The hickory tussock moth, Lophocampa caryae, feeds on chestnut and other tree foliage. The full-grown larva is about 1 1/2" long, covered with white hairs, with a stripe of black hairs along the back, and two narrow pencils of black hairs at each end. The adult moth has a wingspread of about 2", with forewings light brown marked with oval white spots and darker brown veins. The rear wings are light buff. The eggs are laid in patches on the underside of a leaf in July. There is one annual generation, and the insect overwinters in gray cocoons fastened to trees, fences, or other objects. Spraying with Bacillus thuringiensis var. kurstaki or malathion, which are among the compounds registered for use against this pest in Connecticut, gives control. Consult the labels for dosage rates, safety precautions, and preharvest intervals.

Twolined chestnut borer, Agrilus bilineatus.
The white, flat-headed grubs of this beetle make tortuous and interlacing galleries under the bark of chestnut and oak. This grub is about 1/2" long, and the parent beetle is 3/8", black with two narrow converging longitudinal grayish stripes on the wing covers. The beetles appear in May and June, feed somewhat on the foliage and then deposit eggs. The grubs work in the inner bark and outer sapwood, pupating in cells in the wood. There is one annual generation each season, and mutilated, weakened and dying trees are often infested and killed by this beetle. Because these beetles attack mainly weakened plants, keep trees healthy with adequate fertilizer and water. Carbaryl and chlorpyrifos, which are among the compounds registered in Connecticut for use against this pest, may be sprayed on trunks and main limbs for control. Consult the labels for dosage rates and safety precautions.

Twig pruner, Elaphidionoides villosus.
Small twigs may constantly drop to the ground under chestnut trees in July and August. Some of them remain on the tree, hanging with dried leaves. They have been cut off by the larva of this beetle. The eggs are laid in July on the smaller twigs, and the young grubs work for a time under the bark, then tunnel along the pith in the center of the twig.

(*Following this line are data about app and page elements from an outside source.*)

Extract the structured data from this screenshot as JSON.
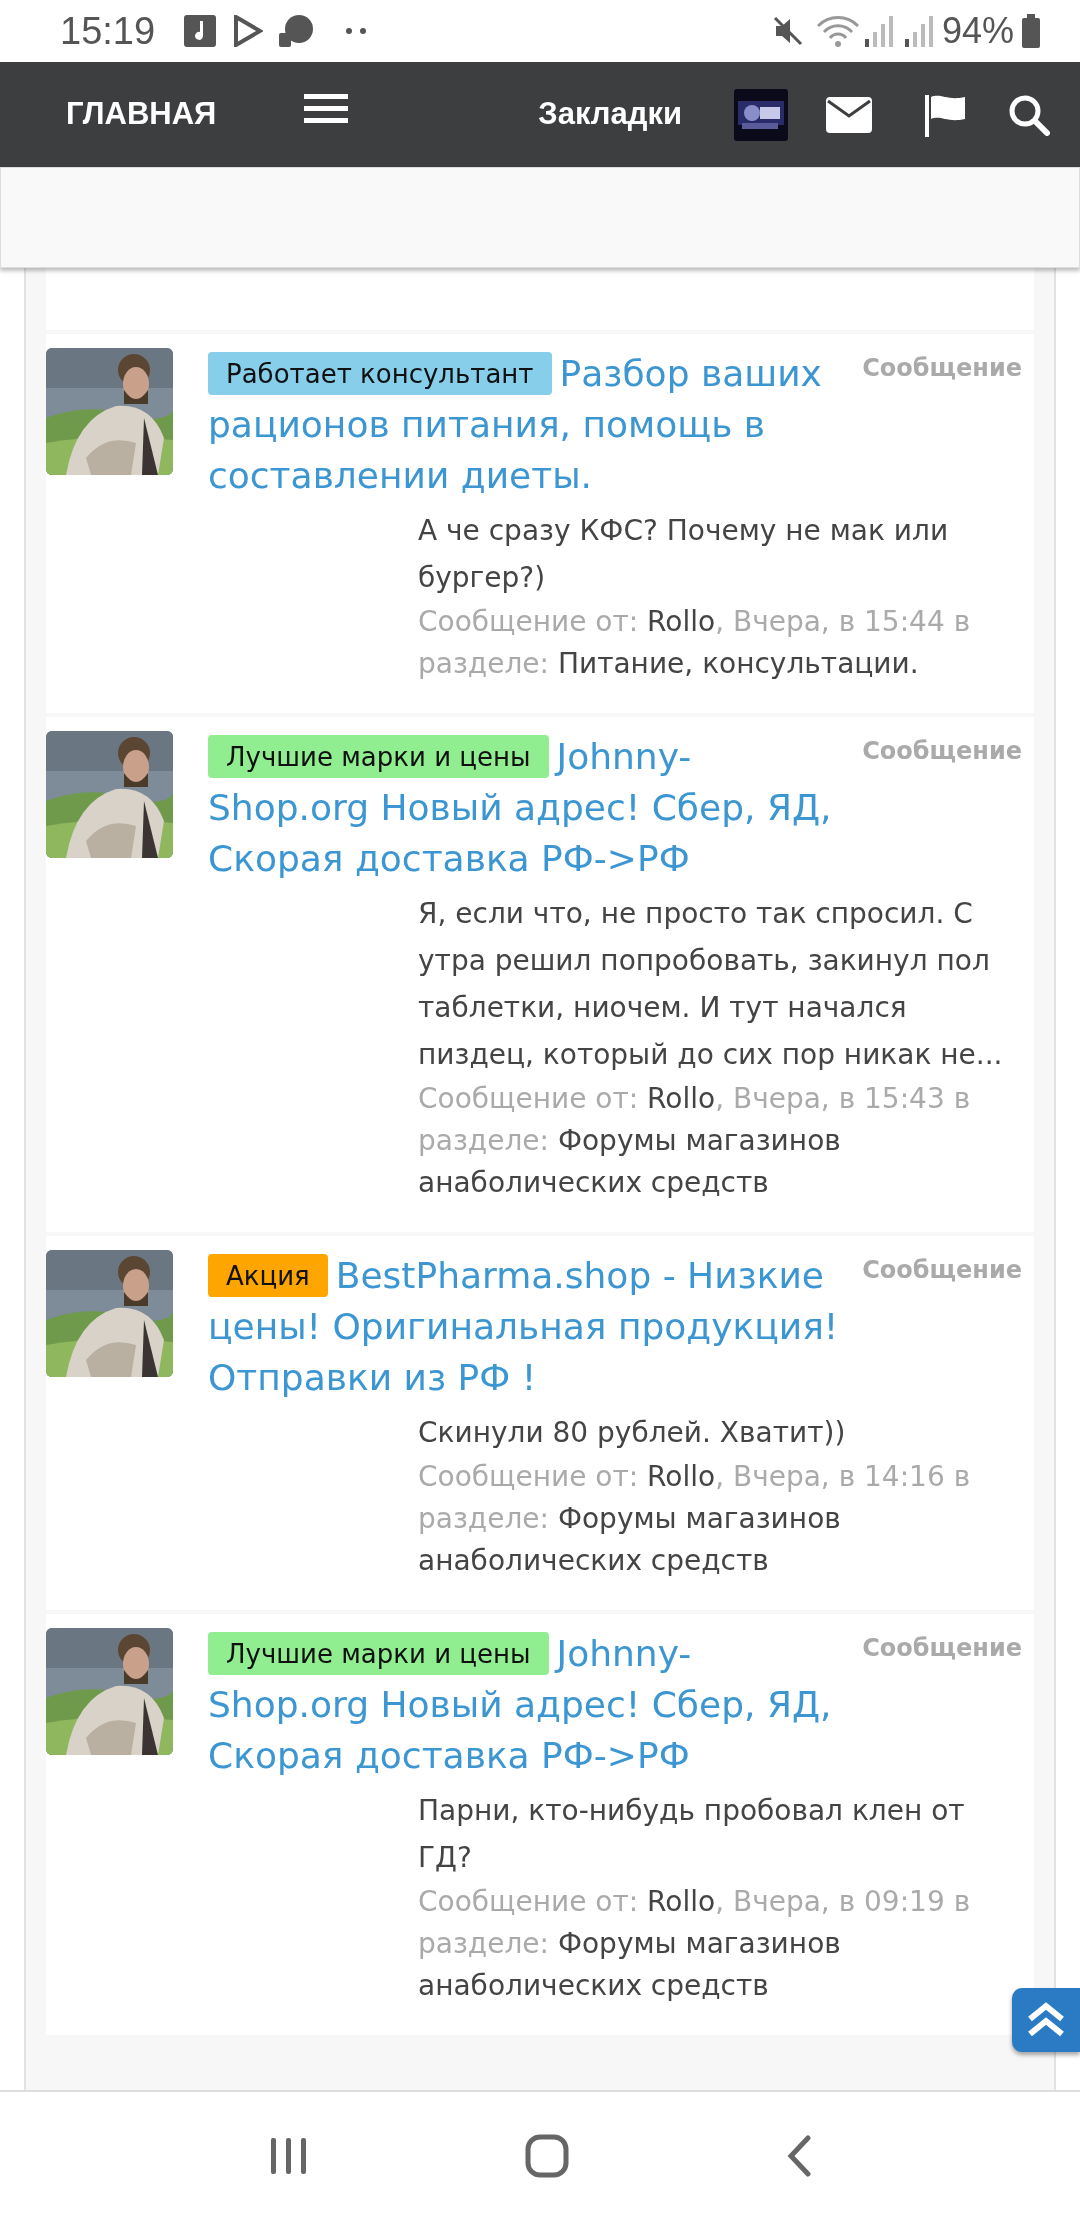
{
  "status_bar": {
    "time": "15:19",
    "battery": "94%"
  },
  "navbar": {
    "home_label": "ГЛАВНАЯ",
    "bookmarks_label": "Закладки"
  },
  "results": [
    {
      "prefix": {
        "label": "Работает консультант",
        "color": "#87ceeb"
      },
      "title": "Разбор ваших рационов питания, помощь в составлении диеты.",
      "type_label": "Сообщение",
      "snippet": "А че сразу КФС? Почему не мак или бургер?)",
      "meta": {
        "by_label": "Сообщение от:",
        "author": "Rollo",
        "when": ", Вчера, в 15:44 в разделе:",
        "forum": "Питание, консультации."
      }
    },
    {
      "prefix": {
        "label": "Лучшие марки и цены",
        "color": "#90ee90"
      },
      "title": "Johnny-Shop.org Новый адрес! Сбер, ЯД, Скорая доставка РФ->РФ",
      "type_label": "Сообщение",
      "snippet": "Я, если что, не просто так спросил. С утра решил попробовать, закинул пол таблетки, ниочем. И тут начался пиздец, который до сих пор никак не...",
      "meta": {
        "by_label": "Сообщение от:",
        "author": "Rollo",
        "when": ", Вчера, в 15:43 в разделе:",
        "forum": "Форумы магазинов анаболических средств"
      }
    },
    {
      "prefix": {
        "label": "Акция",
        "color": "#ffa500"
      },
      "title": "BestPharma.shop - Низкие цены! Оригинальная продукция! Отправки из РФ !",
      "type_label": "Сообщение",
      "snippet": "Скинули 80 рублей. Хватит))",
      "meta": {
        "by_label": "Сообщение от:",
        "author": "Rollo",
        "when": ", Вчера, в 14:16 в разделе:",
        "forum": "Форумы магазинов анаболических средств"
      }
    },
    {
      "prefix": {
        "label": "Лучшие марки и цены",
        "color": "#90ee90"
      },
      "title": "Johnny-Shop.org Новый адрес! Сбер, ЯД, Скорая доставка РФ->РФ",
      "type_label": "Сообщение",
      "snippet": "Парни, кто-нибудь пробовал клен от ГД?",
      "meta": {
        "by_label": "Сообщение от:",
        "author": "Rollo",
        "when": ", Вчера, в 09:19 в разделе:",
        "forum": "Форумы магазинов анаболических средств"
      }
    }
  ]
}
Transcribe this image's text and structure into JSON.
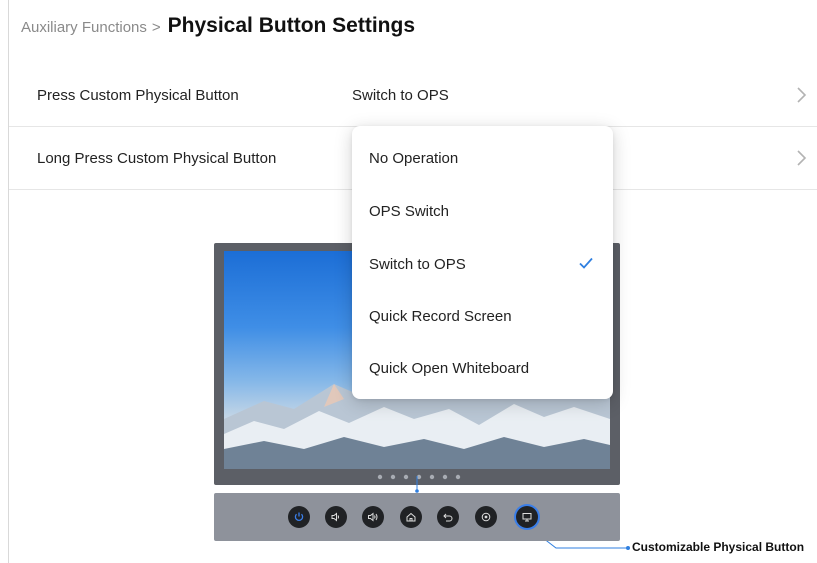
{
  "header": {
    "breadcrumb": "Auxiliary Functions",
    "separator": ">",
    "title": "Physical Button Settings"
  },
  "settings": [
    {
      "label": "Press Custom Physical Button",
      "value": "Switch to OPS"
    },
    {
      "label": "Long Press Custom Physical Button",
      "value": ""
    }
  ],
  "dropdown": {
    "options": [
      {
        "label": "No Operation",
        "selected": false
      },
      {
        "label": "OPS Switch",
        "selected": false
      },
      {
        "label": "Switch to OPS",
        "selected": true
      },
      {
        "label": "Quick Record Screen",
        "selected": false
      },
      {
        "label": "Quick Open Whiteboard",
        "selected": false
      }
    ]
  },
  "illustration": {
    "callout_label": "Customizable Physical Button",
    "panel_buttons": [
      "power-icon",
      "volume-down-icon",
      "volume-up-icon",
      "home-icon",
      "back-icon",
      "settings-icon",
      "screen-icon"
    ]
  },
  "colors": {
    "accent": "#2f7fe0",
    "selected_button_ring": "#3a7ee8",
    "panel": "#8e929b",
    "bezel": "#5c5f66"
  }
}
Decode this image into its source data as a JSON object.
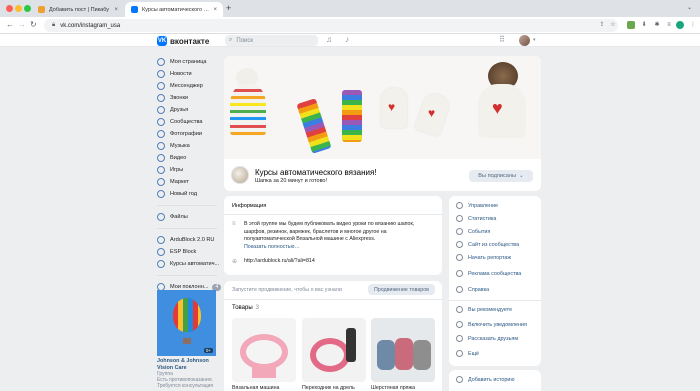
{
  "browser": {
    "tabs": [
      {
        "title": "Добавить пост | Пикабу",
        "active": false
      },
      {
        "title": "Курсы автоматического вязания!",
        "active": true
      }
    ],
    "url": "vk.com/instagram_usa"
  },
  "header": {
    "logo": "вконтакте",
    "search_placeholder": "Поиск"
  },
  "leftnav": {
    "items": [
      {
        "label": "Моя страница",
        "icon": "user-icon"
      },
      {
        "label": "Новости",
        "icon": "news-icon"
      },
      {
        "label": "Мессенджер",
        "icon": "chat-icon"
      },
      {
        "label": "Звонки",
        "icon": "phone-icon"
      },
      {
        "label": "Друзья",
        "icon": "friends-icon"
      },
      {
        "label": "Сообщества",
        "icon": "groups-icon"
      },
      {
        "label": "Фотографии",
        "icon": "photo-icon"
      },
      {
        "label": "Музыка",
        "icon": "music-icon"
      },
      {
        "label": "Видео",
        "icon": "video-icon"
      },
      {
        "label": "Игры",
        "icon": "games-icon"
      },
      {
        "label": "Маркет",
        "icon": "market-icon"
      },
      {
        "label": "Новый год",
        "icon": "newyear-icon"
      }
    ],
    "files": "Файлы",
    "apps": [
      "ArduBlock 2.0 RU",
      "ESP Block",
      "Курсы автоматич..."
    ],
    "more_label": "Мои поклонн...",
    "more_badge": "4"
  },
  "ad": {
    "label": "0+",
    "title": "Johnson & Johnson Vision Care",
    "type": "Группа",
    "desc": "Есть противопоказания. Требуется консультация"
  },
  "group": {
    "name": "Курсы автоматического вязания!",
    "status": "Шапка за 20 минут и готово!",
    "subscribe_label": "Вы подписаны"
  },
  "info": {
    "title": "Информация",
    "description": "В этой группе мы будем публиковать видео уроки по вязанию шапок, шарфов, резинок, варежек, браслетов и многое другое на полуавтоматической Вязальной машине с Aliexpress.",
    "more": "Показать полностью…",
    "link": "http://ardublock.ru/ali/?ali=814"
  },
  "promo": {
    "text": "Запустите продвижение, чтобы о вас узнали",
    "button": "Продвижение товаров"
  },
  "goods": {
    "title": "Товары",
    "count": "3",
    "items": [
      "Вязальная машина",
      "Переходник на дрель",
      "Шерстяная пряжа"
    ]
  },
  "rmenu": {
    "items": [
      {
        "label": "Управление",
        "icon": "settings-icon"
      },
      {
        "label": "Статистика",
        "icon": "stats-icon"
      },
      {
        "label": "События",
        "icon": "events-icon"
      },
      {
        "label": "Сайт из сообщества",
        "icon": "site-icon"
      },
      {
        "label": "Начать репортаж",
        "icon": "live-icon"
      },
      {
        "label": "Реклама сообщества",
        "icon": "ads-icon"
      },
      {
        "label": "Справка",
        "icon": "help-icon"
      }
    ],
    "items2": [
      {
        "label": "Вы рекомендуете",
        "icon": "like-icon"
      },
      {
        "label": "Включить уведомления",
        "icon": "bell-icon"
      },
      {
        "label": "Рассказать друзьям",
        "icon": "share-icon"
      },
      {
        "label": "Ещё",
        "icon": "chevron-down-icon"
      }
    ],
    "story": "Добавить историю"
  }
}
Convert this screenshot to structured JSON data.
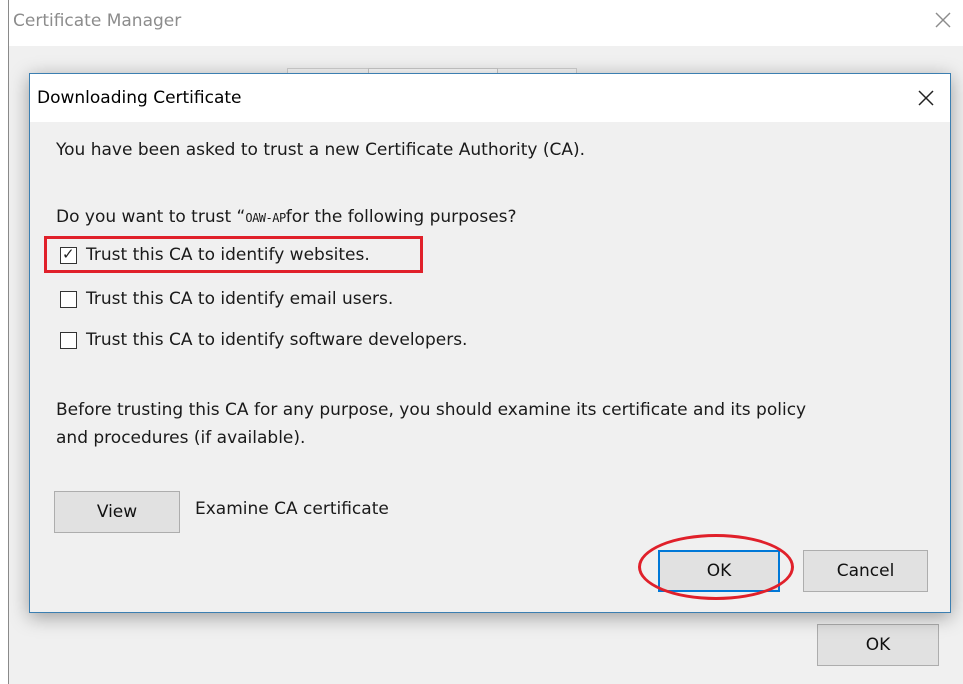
{
  "background_window": {
    "title": "Certificate Manager",
    "ok_label": "OK"
  },
  "dialog": {
    "title": "Downloading Certificate",
    "intro": "You have been asked to trust a new Certificate Authority (CA).",
    "question_prefix": "Do you want to trust “",
    "question_subject": "OAW-AP",
    "question_suffix": "for the following purposes?",
    "checkboxes": [
      {
        "label": "Trust this CA to identify websites.",
        "checked": true
      },
      {
        "label": "Trust this CA to identify email users.",
        "checked": false
      },
      {
        "label": "Trust this CA to identify software developers.",
        "checked": false
      }
    ],
    "advice_line1": "Before trusting this CA for any purpose, you should examine its certificate and its policy",
    "advice_line2": "and procedures (if available).",
    "view_label": "View",
    "view_caption": "Examine CA certificate",
    "ok_label": "OK",
    "cancel_label": "Cancel"
  },
  "colors": {
    "annotation": "#e0202a",
    "focus_border": "#0078d7",
    "dialog_border": "#3c7fb1"
  },
  "icons": {
    "close": "close-icon",
    "check": "checkmark-icon"
  }
}
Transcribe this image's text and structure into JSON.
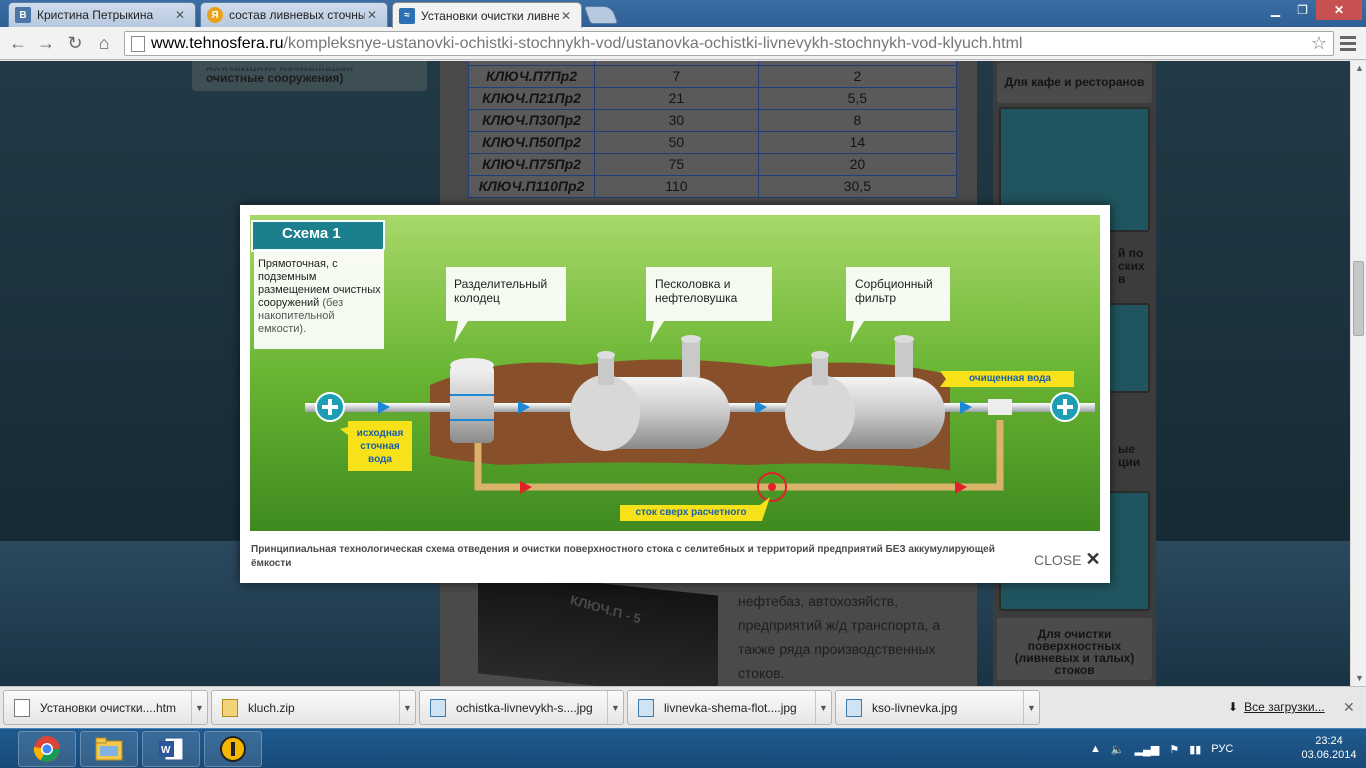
{
  "browser": {
    "tabs": [
      {
        "title": "Кристина Петрыкина",
        "favicon": "В",
        "favicon_color": "#4a76a8",
        "active": false
      },
      {
        "title": "состав ливневых сточны",
        "favicon": "Я",
        "favicon_color": "#e8a21a",
        "active": false
      },
      {
        "title": "Установки очистки ливне",
        "favicon": "≈",
        "favicon_color": "#2d6fb3",
        "active": true
      }
    ],
    "url_host": "www.tehnosfera.ru",
    "url_path": "/kompleksnye-ustanovki-ochistki-stochnykh-vod/ustanovka-ochistki-livnevykh-stochnykh-vod-klyuch.html"
  },
  "page": {
    "left_card_text": "очистные сооружения)",
    "left_card_text_top": "подземного размещения",
    "table_rows": [
      {
        "model": "КЛЮЧ.П7Пр2",
        "v1": "7",
        "v2": "2"
      },
      {
        "model": "КЛЮЧ.П21Пр2",
        "v1": "21",
        "v2": "5,5"
      },
      {
        "model": "КЛЮЧ.П30Пр2",
        "v1": "30",
        "v2": "8"
      },
      {
        "model": "КЛЮЧ.П50Пр2",
        "v1": "50",
        "v2": "14"
      },
      {
        "model": "КЛЮЧ.П75Пр2",
        "v1": "75",
        "v2": "20"
      },
      {
        "model": "КЛЮЧ.П110Пр2",
        "v1": "110",
        "v2": "30,5"
      }
    ],
    "body_text": "нефтебаз, автохозяйств, предприятий ж/д транспорта, а также ряда производственных стоков.",
    "product_label": "КЛЮЧ.П - 5",
    "right_col": {
      "cafe": "Для кафе и ресторанов",
      "frag1": "й по\nских\nв",
      "frag2": "ые\nции",
      "surface": "Для очистки поверхностных (ливневых и талых) стоков"
    }
  },
  "modal": {
    "scheme": {
      "title": "Схема 1",
      "desc_main": "Прямоточная, с подземным размещением очистных сооружений",
      "desc_note": "(без накопительной емкости).",
      "node1": "Разделительный колодец",
      "node2": "Песколовка и нефтеловушка",
      "node3": "Сорбционный фильтр",
      "inlet": "исходная сточная вода",
      "outlet": "очищенная вода",
      "overflow": "сток сверх расчетного"
    },
    "caption": "Принципиальная технологическая схема отведения и очистки поверхностного стока с селитебных и территорий предприятий БЕЗ аккумулирующей ёмкости",
    "close_label": "CLOSE"
  },
  "downloads": {
    "items": [
      {
        "name": "Установки очистки....htm",
        "type": "htm"
      },
      {
        "name": "kluch.zip",
        "type": "zip"
      },
      {
        "name": "ochistka-livnevykh-s....jpg",
        "type": "img"
      },
      {
        "name": "livnevka-shema-flot....jpg",
        "type": "img"
      },
      {
        "name": "kso-livnevka.jpg",
        "type": "img"
      }
    ],
    "all_label": "Все загрузки..."
  },
  "taskbar": {
    "lang": "РУС",
    "time": "23:24",
    "date": "03.06.2014"
  },
  "colors": {
    "scheme_teal": "#1c7f8e",
    "scheme_yellow": "#f7e21a",
    "grass": "#5fae2a",
    "soil": "#8a4b2a"
  }
}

When nearly mature, the borer cuts off nearly all of the wood, and the twig, with the borer inside, usually breaks off in the wind and falls to the ground. The insect overwinters in the twig and the beetle emerges the following summer. The beetle is grayish brown, with body about 5/8" long and long, slender antennae. Gathering and burning the fallen twigs immediately, if allowed, will destroy the larvae. If further control is necessary, spraying with chlorpyrifos, which is among the compounds registered for control of this pest in Connecticut, during July should control the beetles before eggs are laid. Consult the label for dosage rates and safety precautions. Maintaining adequate irrigation may also prevent injury by this pest.